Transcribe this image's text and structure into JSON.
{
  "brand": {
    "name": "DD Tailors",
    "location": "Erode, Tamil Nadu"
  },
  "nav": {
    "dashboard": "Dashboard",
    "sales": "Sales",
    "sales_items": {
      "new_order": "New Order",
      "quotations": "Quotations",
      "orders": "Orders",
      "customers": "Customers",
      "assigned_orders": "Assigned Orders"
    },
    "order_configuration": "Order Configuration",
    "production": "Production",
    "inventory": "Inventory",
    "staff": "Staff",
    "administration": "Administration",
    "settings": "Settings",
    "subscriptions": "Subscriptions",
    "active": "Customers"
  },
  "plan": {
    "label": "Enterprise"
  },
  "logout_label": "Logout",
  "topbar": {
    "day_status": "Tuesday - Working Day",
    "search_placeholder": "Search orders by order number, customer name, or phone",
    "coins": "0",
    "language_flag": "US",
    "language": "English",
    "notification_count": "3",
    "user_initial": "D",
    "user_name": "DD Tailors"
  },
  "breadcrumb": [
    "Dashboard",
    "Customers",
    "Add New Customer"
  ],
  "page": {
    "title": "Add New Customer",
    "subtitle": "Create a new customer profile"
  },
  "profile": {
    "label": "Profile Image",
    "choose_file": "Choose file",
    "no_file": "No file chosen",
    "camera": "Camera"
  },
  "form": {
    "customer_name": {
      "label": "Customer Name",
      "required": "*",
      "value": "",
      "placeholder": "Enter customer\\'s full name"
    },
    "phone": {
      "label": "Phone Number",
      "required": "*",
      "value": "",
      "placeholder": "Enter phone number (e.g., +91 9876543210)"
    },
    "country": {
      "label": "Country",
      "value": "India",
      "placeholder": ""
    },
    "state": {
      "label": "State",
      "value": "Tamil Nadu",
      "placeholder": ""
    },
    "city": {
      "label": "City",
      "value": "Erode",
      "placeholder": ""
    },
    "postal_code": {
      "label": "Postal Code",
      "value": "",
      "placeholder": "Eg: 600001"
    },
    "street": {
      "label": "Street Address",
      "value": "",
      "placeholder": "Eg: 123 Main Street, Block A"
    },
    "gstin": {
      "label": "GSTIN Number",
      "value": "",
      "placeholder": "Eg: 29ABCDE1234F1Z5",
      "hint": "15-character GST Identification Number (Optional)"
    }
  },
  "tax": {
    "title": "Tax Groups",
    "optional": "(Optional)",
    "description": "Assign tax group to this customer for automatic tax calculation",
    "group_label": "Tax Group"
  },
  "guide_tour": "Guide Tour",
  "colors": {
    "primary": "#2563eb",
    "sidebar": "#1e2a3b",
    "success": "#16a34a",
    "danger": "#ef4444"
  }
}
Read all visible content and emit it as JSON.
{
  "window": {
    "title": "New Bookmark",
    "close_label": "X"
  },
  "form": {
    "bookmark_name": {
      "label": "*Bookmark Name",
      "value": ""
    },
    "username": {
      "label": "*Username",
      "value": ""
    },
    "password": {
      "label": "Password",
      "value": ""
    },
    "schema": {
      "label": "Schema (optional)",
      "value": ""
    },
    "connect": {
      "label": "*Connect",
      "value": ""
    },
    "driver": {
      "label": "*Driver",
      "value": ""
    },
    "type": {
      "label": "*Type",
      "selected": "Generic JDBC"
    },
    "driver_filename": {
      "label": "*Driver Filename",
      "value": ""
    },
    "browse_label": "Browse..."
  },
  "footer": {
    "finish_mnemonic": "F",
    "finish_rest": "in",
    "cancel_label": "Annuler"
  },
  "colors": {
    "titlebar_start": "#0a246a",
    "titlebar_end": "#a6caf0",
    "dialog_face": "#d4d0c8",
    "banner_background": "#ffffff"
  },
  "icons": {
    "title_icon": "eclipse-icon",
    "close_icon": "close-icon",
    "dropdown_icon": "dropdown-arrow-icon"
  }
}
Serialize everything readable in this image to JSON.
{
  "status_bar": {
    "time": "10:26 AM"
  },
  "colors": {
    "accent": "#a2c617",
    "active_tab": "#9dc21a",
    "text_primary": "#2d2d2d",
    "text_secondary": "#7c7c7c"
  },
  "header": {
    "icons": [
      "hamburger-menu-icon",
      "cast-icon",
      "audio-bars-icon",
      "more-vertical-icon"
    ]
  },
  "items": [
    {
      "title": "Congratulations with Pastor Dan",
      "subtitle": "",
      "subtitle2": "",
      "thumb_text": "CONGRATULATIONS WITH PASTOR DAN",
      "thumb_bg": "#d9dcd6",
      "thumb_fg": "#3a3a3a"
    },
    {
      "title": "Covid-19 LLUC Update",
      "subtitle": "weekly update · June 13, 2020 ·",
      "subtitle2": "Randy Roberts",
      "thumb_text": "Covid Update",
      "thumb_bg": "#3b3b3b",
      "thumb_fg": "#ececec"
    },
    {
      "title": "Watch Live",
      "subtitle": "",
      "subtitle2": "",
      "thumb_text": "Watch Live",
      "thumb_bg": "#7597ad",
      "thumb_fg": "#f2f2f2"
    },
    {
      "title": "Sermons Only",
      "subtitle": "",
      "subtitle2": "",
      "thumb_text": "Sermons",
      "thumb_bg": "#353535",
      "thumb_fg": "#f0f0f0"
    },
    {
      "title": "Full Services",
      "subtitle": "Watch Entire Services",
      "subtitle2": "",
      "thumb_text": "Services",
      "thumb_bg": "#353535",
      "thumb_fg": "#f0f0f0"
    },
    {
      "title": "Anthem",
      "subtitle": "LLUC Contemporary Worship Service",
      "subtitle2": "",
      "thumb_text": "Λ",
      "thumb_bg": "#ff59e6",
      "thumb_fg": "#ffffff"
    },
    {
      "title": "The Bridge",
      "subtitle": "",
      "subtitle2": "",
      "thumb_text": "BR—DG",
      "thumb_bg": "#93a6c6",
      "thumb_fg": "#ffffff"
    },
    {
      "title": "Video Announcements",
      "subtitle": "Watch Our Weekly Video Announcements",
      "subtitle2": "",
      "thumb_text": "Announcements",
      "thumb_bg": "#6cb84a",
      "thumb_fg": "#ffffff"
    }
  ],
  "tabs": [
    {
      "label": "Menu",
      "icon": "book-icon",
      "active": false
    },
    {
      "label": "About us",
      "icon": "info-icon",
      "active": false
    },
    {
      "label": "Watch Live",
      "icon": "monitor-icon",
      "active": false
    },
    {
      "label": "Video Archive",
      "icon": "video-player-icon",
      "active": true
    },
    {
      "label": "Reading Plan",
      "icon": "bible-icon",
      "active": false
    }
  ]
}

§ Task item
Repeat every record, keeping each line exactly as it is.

§ Response to the task
Transcribe this image's text and structure into JSON.
{
  "brand": {
    "name": "DD Tailors",
    "location": "Erode, Tamil Nadu"
  },
  "nav": {
    "dashboard": "Dashboard",
    "sales": "Sales",
    "sales_items": {
      "new_order": "New Order",
      "quotations": "Quotations",
      "orders": "Orders",
      "customers": "Customers",
      "assigned_orders": "Assigned Orders"
    },
    "order_configuration": "Order Configuration",
    "production": "Production",
    "inventory": "Inventory",
    "staff": "Staff",
    "administration": "Administration",
    "settings": "Settings",
    "subscriptions": "Subscriptions",
    "active": "Customers"
  },
  "plan": {
    "label": "Enterprise"
  },
  "logout_label": "Logout",
  "topbar": {
    "day_status": "Tuesday - Working Day",
    "search_placeholder": "Search orders by order number, customer name, or phone",
    "coins": "0",
    "language_flag": "US",
    "language": "English",
    "notification_count": "3",
    "user_initial": "D",
    "user_name": "DD Tailors"
  },
  "breadcrumb": [
    "Dashboard",
    "Customers",
    "Add New Customer"
  ],
  "page": {
    "title": "Add New Customer",
    "subtitle": "Create a new customer profile"
  },
  "profile": {
    "label": "Profile Image",
    "choose_file": "Choose file",
    "no_file": "No file chosen",
    "camera": "Camera"
  },
  "form": {
    "customer_name": {
      "label": "Customer Name",
      "required": "*",
      "value": "",
      "placeholder": "Enter customer\\'s full name"
    },
    "phone": {
      "label": "Phone Number",
      "required": "*",
      "value": "",
      "placeholder": "Enter phone number (e.g., +91 9876543210)"
    },
    "country": {
      "label": "Country",
      "value": "India",
      "placeholder": ""
    },
    "state": {
      "label": "State",
      "value": "Tamil Nadu",
      "placeholder": ""
    },
    "city": {
      "label": "City",
      "value": "Erode",
      "placeholder": ""
    },
    "postal_code": {
      "label": "Postal Code",
      "value": "",
      "placeholder": "Eg: 600001"
    },
    "street": {
      "label": "Street Address",
      "value": "",
      "placeholder": "Eg: 123 Main Street, Block A"
    },
    "gstin": {
      "label": "GSTIN Number",
      "value": "",
      "placeholder": "Eg: 29ABCDE1234F1Z5",
      "hint": "15-character GST Identification Number (Optional)"
    }
  },
  "tax": {
    "title": "Tax Groups",
    "optional": "(Optional)",
    "description": "Assign tax group to this customer for automatic tax calculation",
    "group_label": "Tax Group"
  },
  "guide_tour": "Guide Tour",
  "colors": {
    "primary": "#2563eb",
    "sidebar": "#1e2a3b",
    "success": "#16a34a",
    "danger": "#ef4444"
  }
}
Read all visible content and emit it as JSON.
{
  "window": {
    "title": "New Bookmark",
    "close_label": "X"
  },
  "form": {
    "bookmark_name": {
      "label": "*Bookmark Name",
      "value": ""
    },
    "username": {
      "label": "*Username",
      "value": ""
    },
    "password": {
      "label": "Password",
      "value": ""
    },
    "schema": {
      "label": "Schema (optional)",
      "value": ""
    },
    "connect": {
      "label": "*Connect",
      "value": ""
    },
    "driver": {
      "label": "*Driver",
      "value": ""
    },
    "type": {
      "label": "*Type",
      "selected": "Generic JDBC"
    },
    "driver_filename": {
      "label": "*Driver Filename",
      "value": ""
    },
    "browse_label": "Browse..."
  },
  "footer": {
    "finish_mnemonic": "F",
    "finish_rest": "in",
    "cancel_label": "Annuler"
  },
  "colors": {
    "titlebar_start": "#0a246a",
    "titlebar_end": "#a6caf0",
    "dialog_face": "#d4d0c8",
    "banner_background": "#ffffff"
  },
  "icons": {
    "title_icon": "eclipse-icon",
    "close_icon": "close-icon",
    "dropdown_icon": "dropdown-arrow-icon"
  }
}
Serialize everything readable in this image to JSON.
{
  "status_bar": {
    "time": "10:26 AM"
  },
  "colors": {
    "accent": "#a2c617",
    "active_tab": "#9dc21a",
    "text_primary": "#2d2d2d",
    "text_secondary": "#7c7c7c"
  },
  "header": {
    "icons": [
      "hamburger-menu-icon",
      "cast-icon",
      "audio-bars-icon",
      "more-vertical-icon"
    ]
  },
  "items": [
    {
      "title": "Congratulations with Pastor Dan",
      "subtitle": "",
      "subtitle2": "",
      "thumb_text": "CONGRATULATIONS WITH PASTOR DAN",
      "thumb_bg": "#d9dcd6",
      "thumb_fg": "#3a3a3a"
    },
    {
      "title": "Covid-19 LLUC Update",
      "subtitle": "weekly update · June 13, 2020 ·",
      "subtitle2": "Randy Roberts",
      "thumb_text": "Covid Update",
      "thumb_bg": "#3b3b3b",
      "thumb_fg": "#ececec"
    },
    {
      "title": "Watch Live",
      "subtitle": "",
      "subtitle2": "",
      "thumb_text": "Watch Live",
      "thumb_bg": "#7597ad",
      "thumb_fg": "#f2f2f2"
    },
    {
      "title": "Sermons Only",
      "subtitle": "",
      "subtitle2": "",
      "thumb_text": "Sermons",
      "thumb_bg": "#353535",
      "thumb_fg": "#f0f0f0"
    },
    {
      "title": "Full Services",
      "subtitle": "Watch Entire Services",
      "subtitle2": "",
      "thumb_text": "Services",
      "thumb_bg": "#353535",
      "thumb_fg": "#f0f0f0"
    },
    {
      "title": "Anthem",
      "subtitle": "LLUC Contemporary Worship Service",
      "subtitle2": "",
      "thumb_text": "Λ",
      "thumb_bg": "#ff59e6",
      "thumb_fg": "#ffffff"
    },
    {
      "title": "The Bridge",
      "subtitle": "",
      "subtitle2": "",
      "thumb_text": "BR—DG",
      "thumb_bg": "#93a6c6",
      "thumb_fg": "#ffffff"
    },
    {
      "title": "Video Announcements",
      "subtitle": "Watch Our Weekly Video Announcements",
      "subtitle2": "",
      "thumb_text": "Announcements",
      "thumb_bg": "#6cb84a",
      "thumb_fg": "#ffffff"
    }
  ],
  "tabs": [
    {
      "label": "Menu",
      "icon": "book-icon",
      "active": false
    },
    {
      "label": "About us",
      "icon": "info-icon",
      "active": false
    },
    {
      "label": "Watch Live",
      "icon": "monitor-icon",
      "active": false
    },
    {
      "label": "Video Archive",
      "icon": "video-player-icon",
      "active": true
    },
    {
      "label": "Reading Plan",
      "icon": "bible-icon",
      "active": false
    }
  ]
}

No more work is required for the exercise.